EXERCISE AIM — Repeat everything in the data exactly except images.

----- SOURCE MATERIAL

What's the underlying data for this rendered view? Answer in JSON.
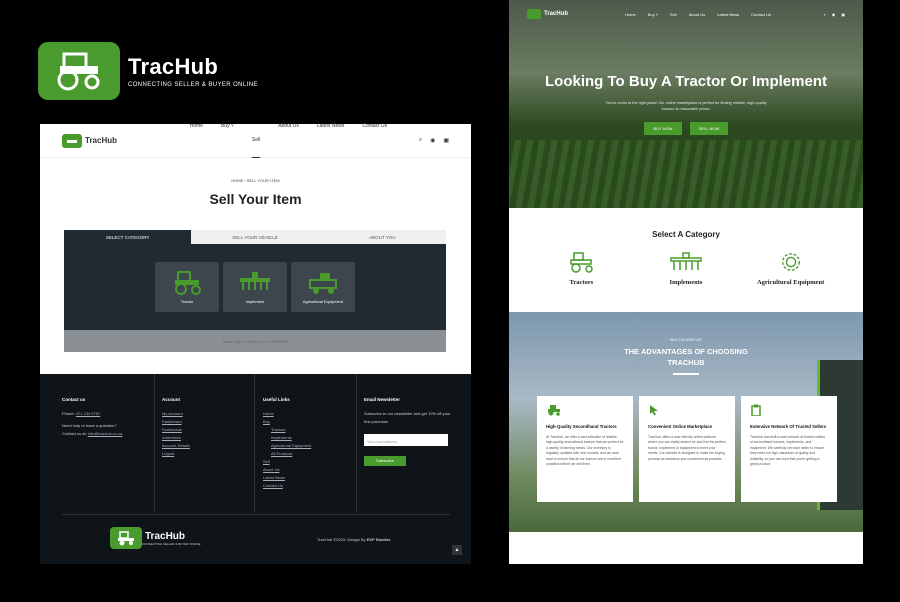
{
  "brand": {
    "name": "TracHub",
    "tagline": "CONNECTING SELLER & BUYER ONLINE"
  },
  "left": {
    "nav": [
      "Home",
      "Buy",
      "Sell",
      "About Us",
      "Latest News",
      "Contact Us"
    ],
    "breadcrumb": "HOME  /  SELL YOUR ITEM",
    "title": "Sell Your Item",
    "tabs": [
      "SELECT CATEGORY",
      "SELL YOUR VEHICLE",
      "ABOUT YOU"
    ],
    "categories": [
      "Tractor",
      "Implement",
      "Agricultural Equipment"
    ],
    "help": "Need Help? Call us on: 0712345678",
    "footer": {
      "contact": {
        "title": "Contact us",
        "phone_label": "Phone:",
        "phone": "071 234 5787",
        "help": "Need help or have a question?",
        "email_label": "Contact us at:",
        "email": "info@trachub.co.za"
      },
      "account": {
        "title": "Account",
        "links": [
          "My Account",
          "Dashboard",
          "Downloads",
          "Addresses",
          "Account Details",
          "Logout"
        ]
      },
      "useful": {
        "title": "Useful Links",
        "links": [
          "Home",
          "Buy",
          "Tractors",
          "Implements",
          "Agricultural Equipment",
          "All Products",
          "Sell",
          "About Us",
          "Latest News",
          "Contact Us"
        ]
      },
      "newsletter": {
        "title": "Email Newsletter",
        "text": "Subscribe to our newsletter and get 10% off your first purchase",
        "placeholder": "Your email address",
        "button": "Subscribe"
      },
      "copyright": "TracHub ©2023. Design By",
      "designer": "EXP Studios"
    }
  },
  "right": {
    "nav": [
      "Home",
      "Buy",
      "Sell",
      "About Us",
      "Latest News",
      "Contact Us"
    ],
    "hero": {
      "title": "Looking To Buy A Tractor Or Implement",
      "subtitle": "You've come to the right place! Our online marketplace is perfect for finding reliable, high-quality tractors at reasonable prices.",
      "buy": "BUY NOW",
      "sell": "SELL NOW"
    },
    "select": {
      "title": "Select A Category",
      "items": [
        "Tractors",
        "Implements",
        "Agricultural Equipment"
      ]
    },
    "advantages": {
      "kicker": "WHY CHOOSE US?",
      "title1": "THE ADVANTAGES OF CHOOSING",
      "title2": "TRACHUB",
      "cards": [
        {
          "title": "High-Quality Secondhand Tractors",
          "text": "At TracHub, we offer a vast selection of reliable, high-quality secondhand tractors that are perfect for a variety of farming needs. Our inventory is regularly updated with new models, and we work hard to ensure that all our tractors are in excellent condition before we sell them."
        },
        {
          "title": "Convenient Online Marketplace",
          "text": "TracHub offers a user-friendly online platform where you can easily search for and find the perfect tractor, implement or equipment to meet your needs. Our website is designed to make the buying process as seamless and convenient as possible."
        },
        {
          "title": "Extensive Network Of Trusted Sellers",
          "text": "TracHub has built a vast network of trusted sellers of secondhand tractors, implements, and equipment. We carefully vet each seller to ensure they meet our high standards of quality and reliability, so you can trust that you're getting a great product."
        }
      ]
    }
  },
  "colors": {
    "accent": "#4a9b2e",
    "dark": "#1f2a33"
  }
}
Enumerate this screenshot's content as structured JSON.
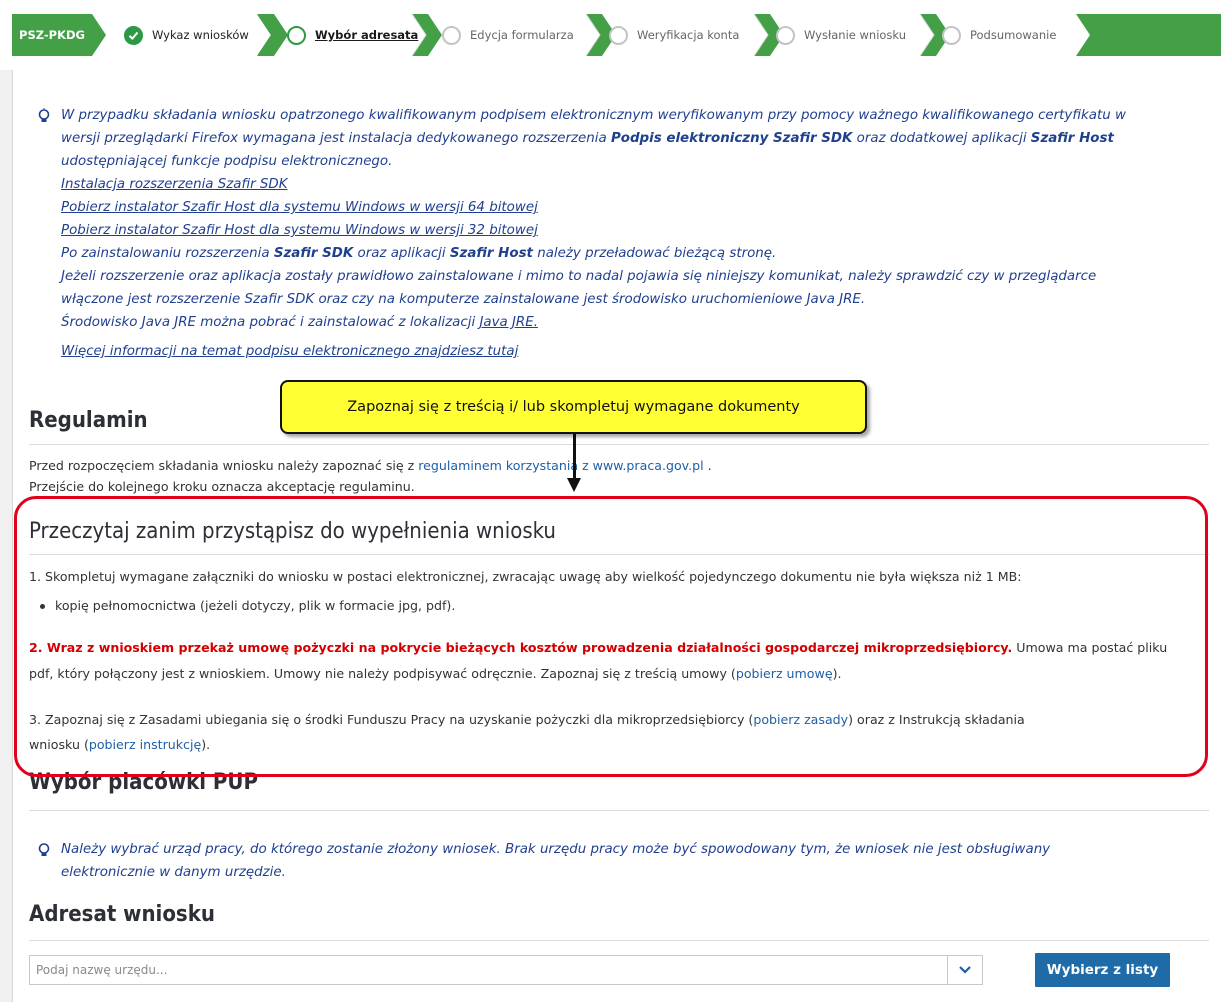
{
  "breadcrumb": {
    "tag": "PSZ-PKDG",
    "steps": [
      {
        "label": "Wykaz wniosków",
        "state": "done"
      },
      {
        "label": "Wybór adresata",
        "state": "current"
      },
      {
        "label": "Edycja formularza",
        "state": "todo"
      },
      {
        "label": "Weryfikacja konta",
        "state": "todo"
      },
      {
        "label": "Wysłanie wniosku",
        "state": "todo"
      },
      {
        "label": "Podsumowanie",
        "state": "todo"
      }
    ]
  },
  "signature_info": {
    "line1_a": "W przypadku składania wniosku opatrzonego kwalifikowanym podpisem elektronicznym weryfikowanym przy pomocy ważnego kwalifikowanego certyfikatu w",
    "line2_a": "wersji przeglądarki Firefox wymagana jest instalacja dedykowanego rozszerzenia ",
    "line2_b": "Podpis elektroniczny Szafir SDK",
    "line2_c": " oraz dodatkowej aplikacji ",
    "line2_d": "Szafir Host",
    "line3": "udostępniającej funkcje podpisu elektronicznego.",
    "link_sdk": "Instalacja rozszerzenia Szafir SDK",
    "link_64": "Pobierz instalator Szafir Host dla systemu Windows w wersji 64 bitowej",
    "link_32": "Pobierz instalator Szafir Host dla systemu Windows w wersji 32 bitowej",
    "reload_a": "Po zainstalowaniu rozszerzenia ",
    "reload_b": "Szafir SDK",
    "reload_c": " oraz aplikacji ",
    "reload_d": "Szafir Host",
    "reload_e": " należy przeładować bieżącą stronę.",
    "check1": "Jeżeli rozszerzenie oraz aplikacja zostały prawidłowo zainstalowane i mimo to nadal pojawia się niniejszy komunikat, należy sprawdzić czy w przeglądarce",
    "check2": "włączone jest rozszerzenie Szafir SDK oraz czy na komputerze zainstalowane jest środowisko uruchomieniowe Java JRE.",
    "java_a": "Środowisko Java JRE można pobrać i zainstalować z lokalizacji ",
    "java_link": "Java JRE.",
    "more_link": "Więcej informacji na temat podpisu elektronicznego znajdziesz tutaj"
  },
  "callout": "Zapoznaj się z treścią i/ lub skompletuj wymagane dokumenty",
  "regulamin": {
    "title": "Regulamin",
    "text_a": "Przed rozpoczęciem składania wniosku należy zapoznać się z ",
    "link": "regulaminem korzystania z www.praca.gov.pl",
    "text_b": " .",
    "line2": "Przejście do kolejnego kroku oznacza akceptację regulaminu."
  },
  "read": {
    "title": "Przeczytaj zanim przystąpisz do wypełnienia wniosku",
    "item1": "1. Skompletuj wymagane załączniki do wniosku w postaci elektronicznej, zwracając uwagę aby wielkość pojedynczego dokumentu nie była większa niż 1 MB:",
    "bullet1": "kopię pełnomocnictwa (jeżeli dotyczy, plik w formacie jpg, pdf).",
    "item2_red": "2. Wraz z wnioskiem przekaż umowę pożyczki na pokrycie bieżących kosztów prowadzenia działalności gospodarczej mikroprzedsiębiorcy.",
    "item2_a": " Umowa ma postać pliku",
    "item2_b": "pdf, który połączony jest z wnioskiem. Umowy nie należy podpisywać odręcznie. Zapoznaj się z treścią umowy (",
    "item2_link": "pobierz umowę",
    "item2_c": ").",
    "item3_a": "3. Zapoznaj się z Zasadami ubiegania się o środki Funduszu Pracy na uzyskanie pożyczki dla mikroprzedsiębiorcy (",
    "item3_link1": "pobierz zasady",
    "item3_b": ") oraz z Instrukcją składania",
    "item3_c": "wniosku (",
    "item3_link2": "pobierz instrukcję",
    "item3_d": ")."
  },
  "pup": {
    "title": "Wybór placówki PUP",
    "info1": "Należy wybrać urząd pracy, do którego zostanie złożony wniosek. Brak urzędu pracy może być spowodowany tym, że wniosek nie jest obsługiwany",
    "info2": "elektronicznie w danym urzędzie."
  },
  "adresat": {
    "title": "Adresat wniosku",
    "placeholder": "Podaj nazwę urzędu...",
    "button": "Wybierz z listy"
  },
  "colors": {
    "green": "#43a047",
    "red_frame": "#e3001b",
    "callout": "#ffff33",
    "button": "#1f6ba8"
  }
}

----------

TASK ANSWER —
What's the underlying data for this rendered view? Answer in JSON.
{
  "brand": {
    "name": "TracHub",
    "tagline": "CONNECTING SELLER & BUYER ONLINE"
  },
  "left": {
    "nav": [
      "Home",
      "Buy",
      "Sell",
      "About Us",
      "Latest News",
      "Contact Us"
    ],
    "breadcrumb": "HOME  /  SELL YOUR ITEM",
    "title": "Sell Your Item",
    "tabs": [
      "SELECT CATEGORY",
      "SELL YOUR VEHICLE",
      "ABOUT YOU"
    ],
    "categories": [
      "Tractor",
      "Implement",
      "Agricultural Equipment"
    ],
    "help": "Need Help? Call us on: 0712345678",
    "footer": {
      "contact": {
        "title": "Contact us",
        "phone_label": "Phone:",
        "phone": "071 234 5787",
        "help": "Need help or have a question?",
        "email_label": "Contact us at:",
        "email": "info@trachub.co.za"
      },
      "account": {
        "title": "Account",
        "links": [
          "My Account",
          "Dashboard",
          "Downloads",
          "Addresses",
          "Account Details",
          "Logout"
        ]
      },
      "useful": {
        "title": "Useful Links",
        "links": [
          "Home",
          "Buy",
          "Tractors",
          "Implements",
          "Agricultural Equipment",
          "All Products",
          "Sell",
          "About Us",
          "Latest News",
          "Contact Us"
        ]
      },
      "newsletter": {
        "title": "Email Newsletter",
        "text": "Subscribe to our newsletter and get 10% off your first purchase",
        "placeholder": "Your email address",
        "button": "Subscribe"
      },
      "copyright": "TracHub ©2023. Design By",
      "designer": "EXP Studios"
    }
  },
  "right": {
    "nav": [
      "Home",
      "Buy",
      "Sell",
      "About Us",
      "Latest News",
      "Contact Us"
    ],
    "hero": {
      "title": "Looking To Buy A Tractor Or Implement",
      "subtitle": "You've come to the right place! Our online marketplace is perfect for finding reliable, high-quality tractors at reasonable prices.",
      "buy": "BUY NOW",
      "sell": "SELL NOW"
    },
    "select": {
      "title": "Select A Category",
      "items": [
        "Tractors",
        "Implements",
        "Agricultural Equipment"
      ]
    },
    "advantages": {
      "kicker": "WHY CHOOSE US?",
      "title1": "THE ADVANTAGES OF CHOOSING",
      "title2": "TRACHUB",
      "cards": [
        {
          "title": "High-Quality Secondhand Tractors",
          "text": "At TracHub, we offer a vast selection of reliable, high-quality secondhand tractors that are perfect for a variety of farming needs. Our inventory is regularly updated with new models, and we work hard to ensure that all our tractors are in excellent condition before we sell them."
        },
        {
          "title": "Convenient Online Marketplace",
          "text": "TracHub offers a user-friendly online platform where you can easily search for and find the perfect tractor, implement or equipment to meet your needs. Our website is designed to make the buying process as seamless and convenient as possible."
        },
        {
          "title": "Extensive Network Of Trusted Sellers",
          "text": "TracHub has built a vast network of trusted sellers of secondhand tractors, implements, and equipment. We carefully vet each seller to ensure they meet our high standards of quality and reliability, so you can trust that you're getting a great product."
        }
      ]
    }
  },
  "colors": {
    "accent": "#4a9b2e",
    "dark": "#1f2a33"
  }
}
Enumerate this screenshot's content as structured JSON.
{
  "breadcrumb": {
    "tag": "PSZ-PKDG",
    "steps": [
      {
        "label": "Wykaz wniosków",
        "state": "done"
      },
      {
        "label": "Wybór adresata",
        "state": "current"
      },
      {
        "label": "Edycja formularza",
        "state": "todo"
      },
      {
        "label": "Weryfikacja konta",
        "state": "todo"
      },
      {
        "label": "Wysłanie wniosku",
        "state": "todo"
      },
      {
        "label": "Podsumowanie",
        "state": "todo"
      }
    ]
  },
  "signature_info": {
    "line1_a": "W przypadku składania wniosku opatrzonego kwalifikowanym podpisem elektronicznym weryfikowanym przy pomocy ważnego kwalifikowanego certyfikatu w",
    "line2_a": "wersji przeglądarki Firefox wymagana jest instalacja dedykowanego rozszerzenia ",
    "line2_b": "Podpis elektroniczny Szafir SDK",
    "line2_c": " oraz dodatkowej aplikacji ",
    "line2_d": "Szafir Host",
    "line3": "udostępniającej funkcje podpisu elektronicznego.",
    "link_sdk": "Instalacja rozszerzenia Szafir SDK",
    "link_64": "Pobierz instalator Szafir Host dla systemu Windows w wersji 64 bitowej",
    "link_32": "Pobierz instalator Szafir Host dla systemu Windows w wersji 32 bitowej",
    "reload_a": "Po zainstalowaniu rozszerzenia ",
    "reload_b": "Szafir SDK",
    "reload_c": " oraz aplikacji ",
    "reload_d": "Szafir Host",
    "reload_e": " należy przeładować bieżącą stronę.",
    "check1": "Jeżeli rozszerzenie oraz aplikacja zostały prawidłowo zainstalowane i mimo to nadal pojawia się niniejszy komunikat, należy sprawdzić czy w przeglądarce",
    "check2": "włączone jest rozszerzenie Szafir SDK oraz czy na komputerze zainstalowane jest środowisko uruchomieniowe Java JRE.",
    "java_a": "Środowisko Java JRE można pobrać i zainstalować z lokalizacji ",
    "java_link": "Java JRE.",
    "more_link": "Więcej informacji na temat podpisu elektronicznego znajdziesz tutaj"
  },
  "callout": "Zapoznaj się z treścią i/ lub skompletuj wymagane dokumenty",
  "regulamin": {
    "title": "Regulamin",
    "text_a": "Przed rozpoczęciem składania wniosku należy zapoznać się z ",
    "link": "regulaminem korzystania z www.praca.gov.pl",
    "text_b": " .",
    "line2": "Przejście do kolejnego kroku oznacza akceptację regulaminu."
  },
  "read": {
    "title": "Przeczytaj zanim przystąpisz do wypełnienia wniosku",
    "item1": "1. Skompletuj wymagane załączniki do wniosku w postaci elektronicznej, zwracając uwagę aby wielkość pojedynczego dokumentu nie była większa niż 1 MB:",
    "bullet1": "kopię pełnomocnictwa (jeżeli dotyczy, plik w formacie jpg, pdf).",
    "item2_red": "2. Wraz z wnioskiem przekaż umowę pożyczki na pokrycie bieżących kosztów prowadzenia działalności gospodarczej mikroprzedsiębiorcy.",
    "item2_a": " Umowa ma postać pliku",
    "item2_b": "pdf, który połączony jest z wnioskiem. Umowy nie należy podpisywać odręcznie. Zapoznaj się z treścią umowy (",
    "item2_link": "pobierz umowę",
    "item2_c": ").",
    "item3_a": "3. Zapoznaj się z Zasadami ubiegania się o środki Funduszu Pracy na uzyskanie pożyczki dla mikroprzedsiębiorcy (",
    "item3_link1": "pobierz zasady",
    "item3_b": ") oraz z Instrukcją składania",
    "item3_c": "wniosku (",
    "item3_link2": "pobierz instrukcję",
    "item3_d": ")."
  },
  "pup": {
    "title": "Wybór placówki PUP",
    "info1": "Należy wybrać urząd pracy, do którego zostanie złożony wniosek. Brak urzędu pracy może być spowodowany tym, że wniosek nie jest obsługiwany",
    "info2": "elektronicznie w danym urzędzie."
  },
  "adresat": {
    "title": "Adresat wniosku",
    "placeholder": "Podaj nazwę urzędu...",
    "button": "Wybierz z listy"
  },
  "colors": {
    "green": "#43a047",
    "red_frame": "#e3001b",
    "callout": "#ffff33",
    "button": "#1f6ba8"
  }
}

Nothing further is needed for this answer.